_PROVIDED MATERIAL_:
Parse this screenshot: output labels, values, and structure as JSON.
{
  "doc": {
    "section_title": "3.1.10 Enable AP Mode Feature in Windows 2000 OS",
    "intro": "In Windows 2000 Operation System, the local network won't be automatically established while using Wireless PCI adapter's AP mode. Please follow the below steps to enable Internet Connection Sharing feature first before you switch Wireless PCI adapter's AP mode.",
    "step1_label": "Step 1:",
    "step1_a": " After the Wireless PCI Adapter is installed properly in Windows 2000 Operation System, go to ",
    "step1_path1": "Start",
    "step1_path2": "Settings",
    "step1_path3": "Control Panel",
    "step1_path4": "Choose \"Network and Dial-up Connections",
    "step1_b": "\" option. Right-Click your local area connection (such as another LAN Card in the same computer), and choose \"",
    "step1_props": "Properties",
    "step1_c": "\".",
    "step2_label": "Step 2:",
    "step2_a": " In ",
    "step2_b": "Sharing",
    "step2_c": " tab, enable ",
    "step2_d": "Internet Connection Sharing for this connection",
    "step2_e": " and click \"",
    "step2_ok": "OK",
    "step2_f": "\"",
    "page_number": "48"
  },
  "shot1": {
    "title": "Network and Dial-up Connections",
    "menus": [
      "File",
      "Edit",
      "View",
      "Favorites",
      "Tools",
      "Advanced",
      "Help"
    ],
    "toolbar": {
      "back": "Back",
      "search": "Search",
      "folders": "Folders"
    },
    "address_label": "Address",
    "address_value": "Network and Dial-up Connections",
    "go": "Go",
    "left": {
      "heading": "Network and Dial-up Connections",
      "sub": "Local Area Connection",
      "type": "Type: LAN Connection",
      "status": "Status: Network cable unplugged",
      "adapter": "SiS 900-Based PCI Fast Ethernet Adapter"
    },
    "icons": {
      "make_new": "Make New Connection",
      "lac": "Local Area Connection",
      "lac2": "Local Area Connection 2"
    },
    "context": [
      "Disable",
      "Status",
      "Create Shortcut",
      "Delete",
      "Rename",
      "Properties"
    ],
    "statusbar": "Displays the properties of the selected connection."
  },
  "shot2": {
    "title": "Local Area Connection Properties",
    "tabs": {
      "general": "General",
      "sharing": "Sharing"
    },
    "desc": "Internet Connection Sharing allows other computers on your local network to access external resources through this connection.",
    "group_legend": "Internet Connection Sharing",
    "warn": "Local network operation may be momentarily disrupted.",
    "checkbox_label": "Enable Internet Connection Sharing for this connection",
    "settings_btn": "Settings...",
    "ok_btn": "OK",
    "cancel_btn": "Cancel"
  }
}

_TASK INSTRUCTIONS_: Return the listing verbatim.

_WRITTEN REPLY_:
Parse this screenshot: output labels, values, and structure as JSON.
{
  "doc": {
    "section_title": "3.1.10 Enable AP Mode Feature in Windows 2000 OS",
    "intro": "In Windows 2000 Operation System, the local network won't be automatically established while using Wireless PCI adapter's AP mode. Please follow the below steps to enable Internet Connection Sharing feature first before you switch Wireless PCI adapter's AP mode.",
    "step1_label": "Step 1:",
    "step1_a": " After the Wireless PCI Adapter is installed properly in Windows 2000 Operation System, go to ",
    "step1_path1": "Start",
    "step1_path2": "Settings",
    "step1_path3": "Control Panel",
    "step1_path4": "Choose \"Network and Dial-up Connections",
    "step1_b": "\" option. Right-Click your local area connection (such as another LAN Card in the same computer), and choose \"",
    "step1_props": "Properties",
    "step1_c": "\".",
    "step2_label": "Step 2:",
    "step2_a": " In ",
    "step2_b": "Sharing",
    "step2_c": " tab, enable ",
    "step2_d": "Internet Connection Sharing for this connection",
    "step2_e": " and click \"",
    "step2_ok": "OK",
    "step2_f": "\"",
    "page_number": "48"
  },
  "shot1": {
    "title": "Network and Dial-up Connections",
    "menus": [
      "File",
      "Edit",
      "View",
      "Favorites",
      "Tools",
      "Advanced",
      "Help"
    ],
    "toolbar": {
      "back": "Back",
      "search": "Search",
      "folders": "Folders"
    },
    "address_label": "Address",
    "address_value": "Network and Dial-up Connections",
    "go": "Go",
    "left": {
      "heading": "Network and Dial-up Connections",
      "sub": "Local Area Connection",
      "type": "Type: LAN Connection",
      "status": "Status: Network cable unplugged",
      "adapter": "SiS 900-Based PCI Fast Ethernet Adapter"
    },
    "icons": {
      "make_new": "Make New Connection",
      "lac": "Local Area Connection",
      "lac2": "Local Area Connection 2"
    },
    "context": [
      "Disable",
      "Status",
      "Create Shortcut",
      "Delete",
      "Rename",
      "Properties"
    ],
    "statusbar": "Displays the properties of the selected connection."
  },
  "shot2": {
    "title": "Local Area Connection Properties",
    "tabs": {
      "general": "General",
      "sharing": "Sharing"
    },
    "desc": "Internet Connection Sharing allows other computers on your local network to access external resources through this connection.",
    "group_legend": "Internet Connection Sharing",
    "warn": "Local network operation may be momentarily disrupted.",
    "checkbox_label": "Enable Internet Connection Sharing for this connection",
    "settings_btn": "Settings...",
    "ok_btn": "OK",
    "cancel_btn": "Cancel"
  }
}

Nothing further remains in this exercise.